* **TASK**:
Sort through the data and copy the lines holding the word "choix".

★ ★ ★ ★ ★ ★ ★

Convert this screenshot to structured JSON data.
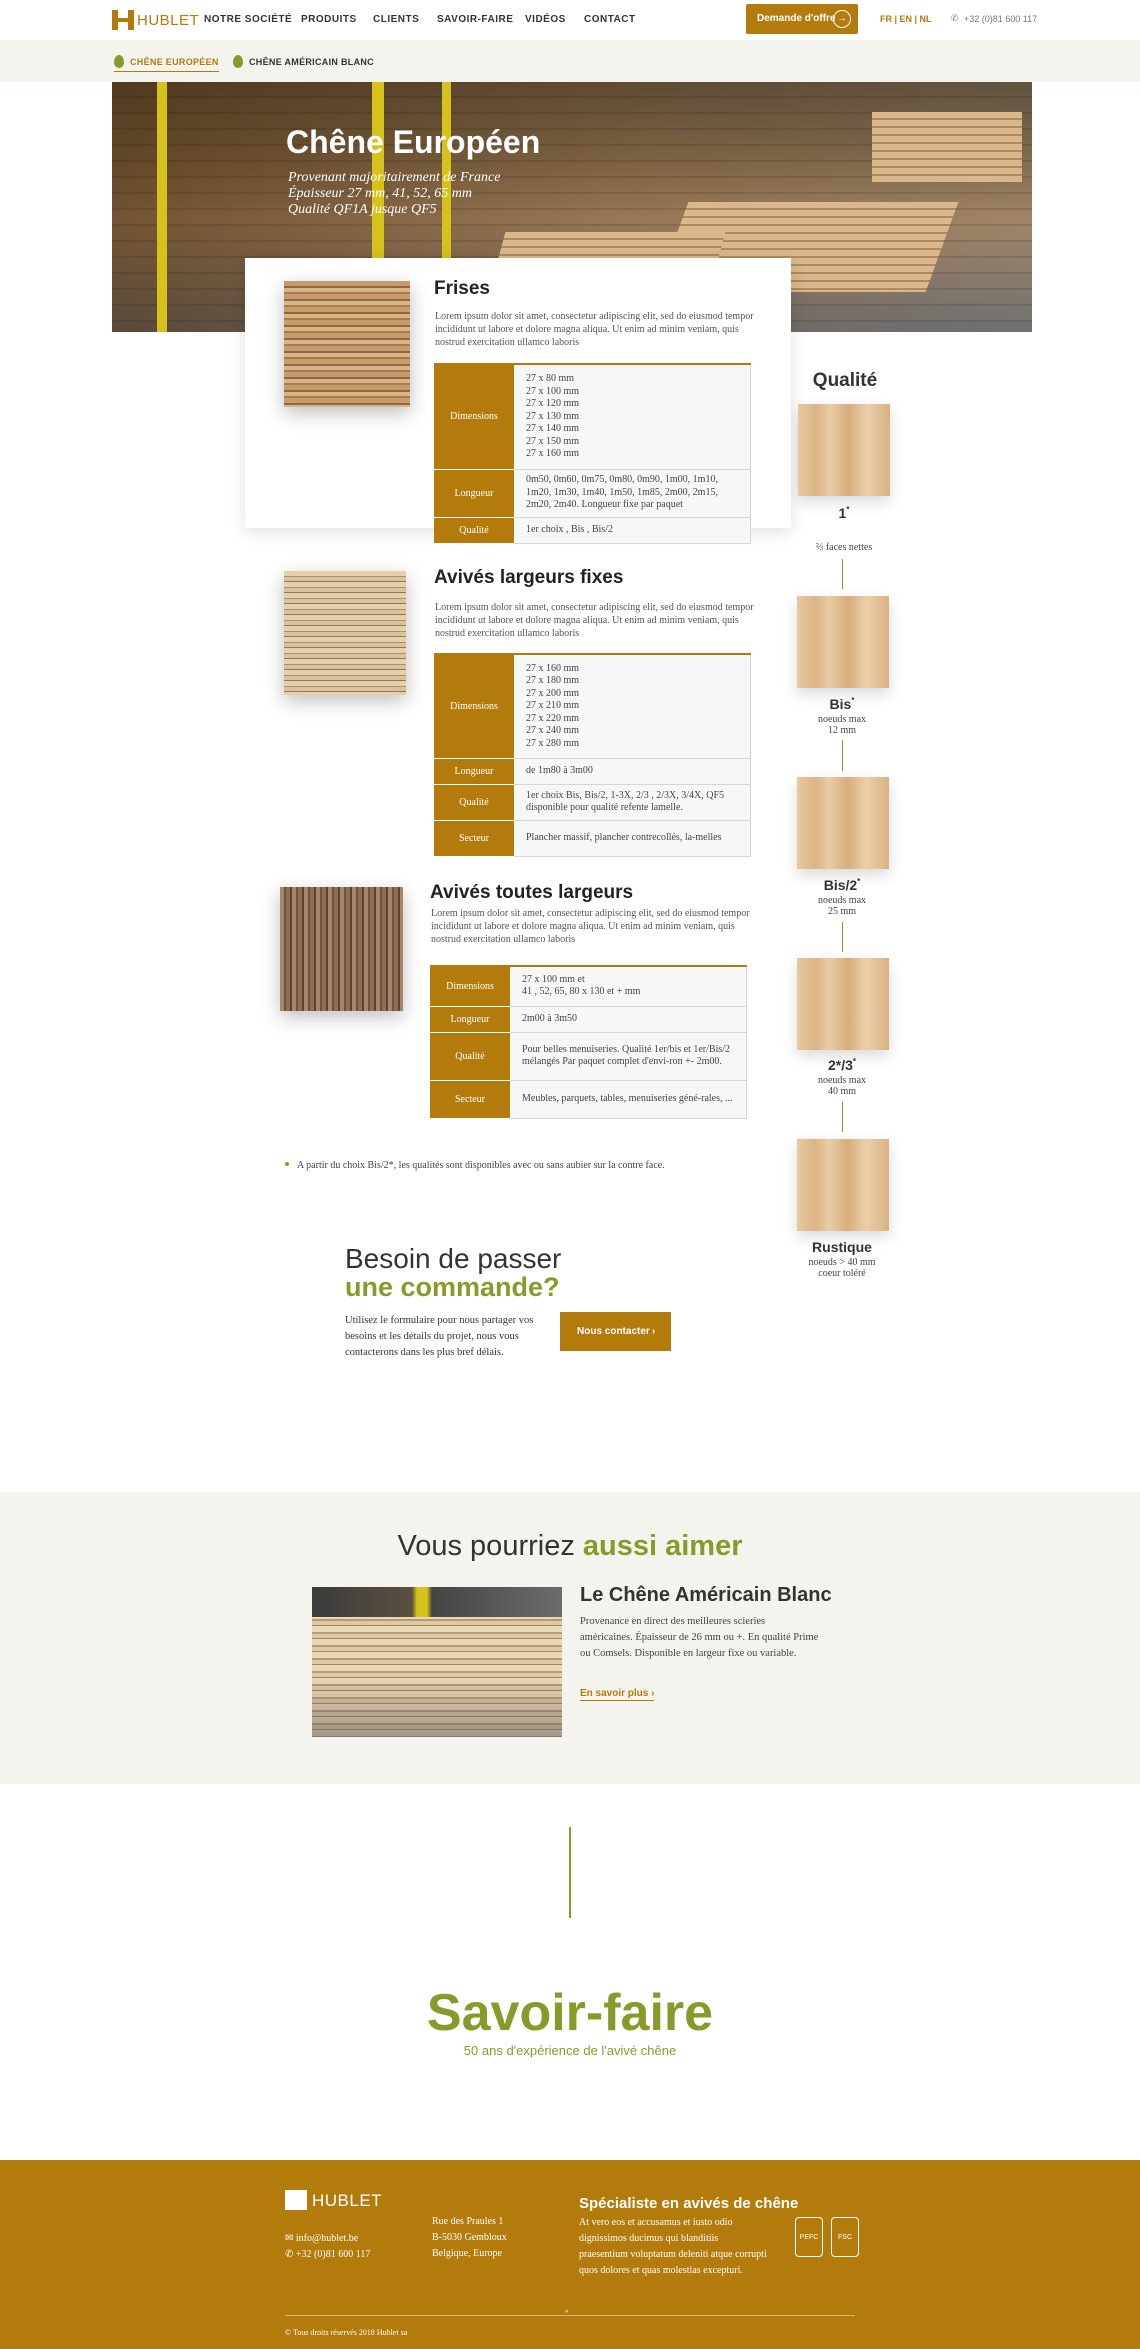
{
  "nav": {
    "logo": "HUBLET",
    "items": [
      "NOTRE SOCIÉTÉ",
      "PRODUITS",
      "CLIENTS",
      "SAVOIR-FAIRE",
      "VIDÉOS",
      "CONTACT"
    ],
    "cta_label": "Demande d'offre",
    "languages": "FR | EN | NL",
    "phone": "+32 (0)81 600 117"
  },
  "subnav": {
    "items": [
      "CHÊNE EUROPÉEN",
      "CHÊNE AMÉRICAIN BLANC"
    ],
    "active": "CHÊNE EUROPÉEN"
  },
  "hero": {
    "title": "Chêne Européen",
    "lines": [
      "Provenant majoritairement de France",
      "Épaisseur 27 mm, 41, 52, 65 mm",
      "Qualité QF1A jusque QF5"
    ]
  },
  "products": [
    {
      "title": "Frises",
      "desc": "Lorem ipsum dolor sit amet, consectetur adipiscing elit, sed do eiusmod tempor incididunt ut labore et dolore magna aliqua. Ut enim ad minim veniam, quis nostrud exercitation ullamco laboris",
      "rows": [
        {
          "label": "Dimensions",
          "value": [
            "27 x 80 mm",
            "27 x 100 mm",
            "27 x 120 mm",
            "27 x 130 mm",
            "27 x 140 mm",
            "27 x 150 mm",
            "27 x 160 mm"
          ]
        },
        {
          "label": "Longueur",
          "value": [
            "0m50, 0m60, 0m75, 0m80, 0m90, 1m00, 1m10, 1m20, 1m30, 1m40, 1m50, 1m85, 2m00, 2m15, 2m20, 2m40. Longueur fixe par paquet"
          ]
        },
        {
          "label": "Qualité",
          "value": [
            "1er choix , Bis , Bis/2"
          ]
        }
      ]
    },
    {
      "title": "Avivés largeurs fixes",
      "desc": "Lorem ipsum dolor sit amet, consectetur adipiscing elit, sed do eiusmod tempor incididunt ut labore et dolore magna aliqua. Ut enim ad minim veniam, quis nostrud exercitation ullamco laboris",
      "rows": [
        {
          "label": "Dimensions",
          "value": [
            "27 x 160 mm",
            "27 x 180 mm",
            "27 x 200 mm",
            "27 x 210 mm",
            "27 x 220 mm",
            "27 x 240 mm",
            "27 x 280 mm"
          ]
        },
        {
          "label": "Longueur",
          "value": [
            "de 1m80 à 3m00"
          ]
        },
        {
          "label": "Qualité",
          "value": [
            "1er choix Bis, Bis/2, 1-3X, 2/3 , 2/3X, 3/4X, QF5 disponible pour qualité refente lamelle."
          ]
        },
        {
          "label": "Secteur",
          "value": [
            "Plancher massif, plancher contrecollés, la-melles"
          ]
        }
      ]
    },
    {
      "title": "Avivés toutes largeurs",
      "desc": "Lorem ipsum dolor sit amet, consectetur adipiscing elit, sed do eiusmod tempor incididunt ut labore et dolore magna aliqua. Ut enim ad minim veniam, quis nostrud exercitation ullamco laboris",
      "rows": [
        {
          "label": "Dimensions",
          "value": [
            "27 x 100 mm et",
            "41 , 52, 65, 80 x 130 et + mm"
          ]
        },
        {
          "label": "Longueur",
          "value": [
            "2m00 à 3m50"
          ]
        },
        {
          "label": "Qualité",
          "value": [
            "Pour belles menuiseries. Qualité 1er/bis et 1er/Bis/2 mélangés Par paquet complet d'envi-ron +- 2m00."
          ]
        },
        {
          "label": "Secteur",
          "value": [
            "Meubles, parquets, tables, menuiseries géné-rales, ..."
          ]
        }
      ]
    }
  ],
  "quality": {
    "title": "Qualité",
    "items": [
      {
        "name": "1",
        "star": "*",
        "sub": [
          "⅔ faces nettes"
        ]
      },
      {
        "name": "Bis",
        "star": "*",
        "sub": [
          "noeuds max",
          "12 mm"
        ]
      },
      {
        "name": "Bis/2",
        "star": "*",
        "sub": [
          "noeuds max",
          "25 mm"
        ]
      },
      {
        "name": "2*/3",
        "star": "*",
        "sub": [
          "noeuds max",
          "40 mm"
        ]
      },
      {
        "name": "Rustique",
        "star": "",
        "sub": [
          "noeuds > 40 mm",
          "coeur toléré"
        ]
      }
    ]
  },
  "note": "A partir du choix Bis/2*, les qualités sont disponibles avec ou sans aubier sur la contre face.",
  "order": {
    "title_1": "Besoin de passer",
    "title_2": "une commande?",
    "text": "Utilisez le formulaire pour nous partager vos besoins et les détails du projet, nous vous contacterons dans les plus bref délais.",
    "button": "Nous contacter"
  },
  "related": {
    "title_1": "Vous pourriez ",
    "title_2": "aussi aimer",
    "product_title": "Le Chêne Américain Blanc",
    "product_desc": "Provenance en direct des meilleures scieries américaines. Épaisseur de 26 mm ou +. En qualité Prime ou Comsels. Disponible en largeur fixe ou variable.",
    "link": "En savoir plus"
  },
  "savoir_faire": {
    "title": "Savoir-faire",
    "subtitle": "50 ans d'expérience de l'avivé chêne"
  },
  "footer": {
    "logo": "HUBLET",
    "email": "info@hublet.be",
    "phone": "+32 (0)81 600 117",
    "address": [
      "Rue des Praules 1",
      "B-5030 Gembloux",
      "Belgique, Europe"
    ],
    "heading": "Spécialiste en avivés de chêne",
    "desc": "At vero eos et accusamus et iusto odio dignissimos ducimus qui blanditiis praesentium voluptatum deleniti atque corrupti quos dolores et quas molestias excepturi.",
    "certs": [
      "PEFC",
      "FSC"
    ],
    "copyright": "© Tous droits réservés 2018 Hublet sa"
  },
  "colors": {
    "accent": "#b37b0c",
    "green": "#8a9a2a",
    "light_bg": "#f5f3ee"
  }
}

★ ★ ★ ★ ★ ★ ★

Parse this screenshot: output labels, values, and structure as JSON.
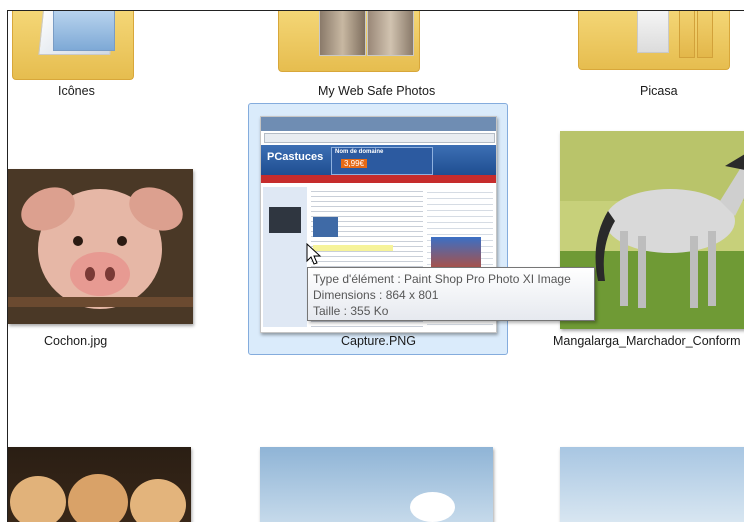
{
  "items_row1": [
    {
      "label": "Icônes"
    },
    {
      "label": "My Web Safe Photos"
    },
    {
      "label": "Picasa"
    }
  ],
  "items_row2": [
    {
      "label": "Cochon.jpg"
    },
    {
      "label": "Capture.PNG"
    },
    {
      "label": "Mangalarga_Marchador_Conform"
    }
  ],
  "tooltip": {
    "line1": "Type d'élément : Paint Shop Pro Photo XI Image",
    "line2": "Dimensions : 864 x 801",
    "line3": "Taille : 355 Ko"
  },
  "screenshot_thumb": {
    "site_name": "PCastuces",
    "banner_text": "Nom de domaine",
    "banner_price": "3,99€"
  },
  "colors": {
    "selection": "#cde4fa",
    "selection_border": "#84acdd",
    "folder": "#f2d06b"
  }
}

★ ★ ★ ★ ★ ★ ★

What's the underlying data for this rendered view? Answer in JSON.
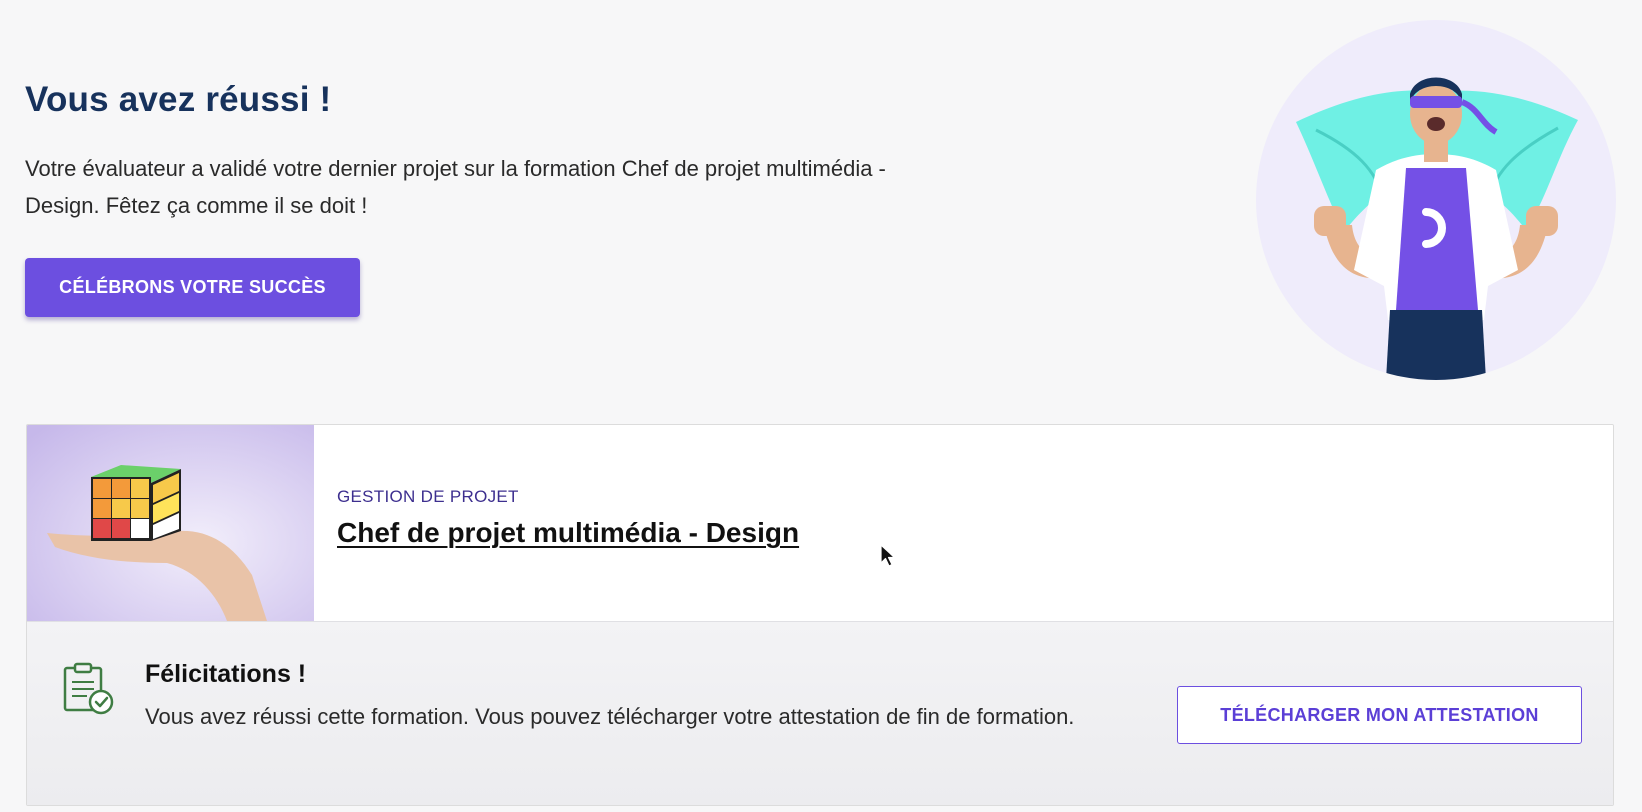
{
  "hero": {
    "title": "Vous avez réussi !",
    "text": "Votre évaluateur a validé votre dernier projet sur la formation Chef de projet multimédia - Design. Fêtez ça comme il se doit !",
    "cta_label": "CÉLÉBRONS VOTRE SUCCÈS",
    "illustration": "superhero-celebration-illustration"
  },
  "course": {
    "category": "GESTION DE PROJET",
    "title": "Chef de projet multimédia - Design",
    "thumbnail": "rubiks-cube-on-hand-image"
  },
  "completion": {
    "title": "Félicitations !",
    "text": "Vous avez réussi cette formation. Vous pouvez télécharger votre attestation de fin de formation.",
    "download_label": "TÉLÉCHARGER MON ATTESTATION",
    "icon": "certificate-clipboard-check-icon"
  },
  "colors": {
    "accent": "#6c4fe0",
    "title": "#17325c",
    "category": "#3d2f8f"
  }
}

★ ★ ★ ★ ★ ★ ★

* **YOUR RESPONSE**:
            "1er choix , Bis , Bis/2"
            "1er choix Bis, Bis/2, 1-3X, 2/3 , 2/3X, 3/4X, QF5 disponible pour qualité refente lamelle."
  "note": "A partir du choix Bis/2*, les qualités sont disponibles avec ou sans aubier sur la contre face.",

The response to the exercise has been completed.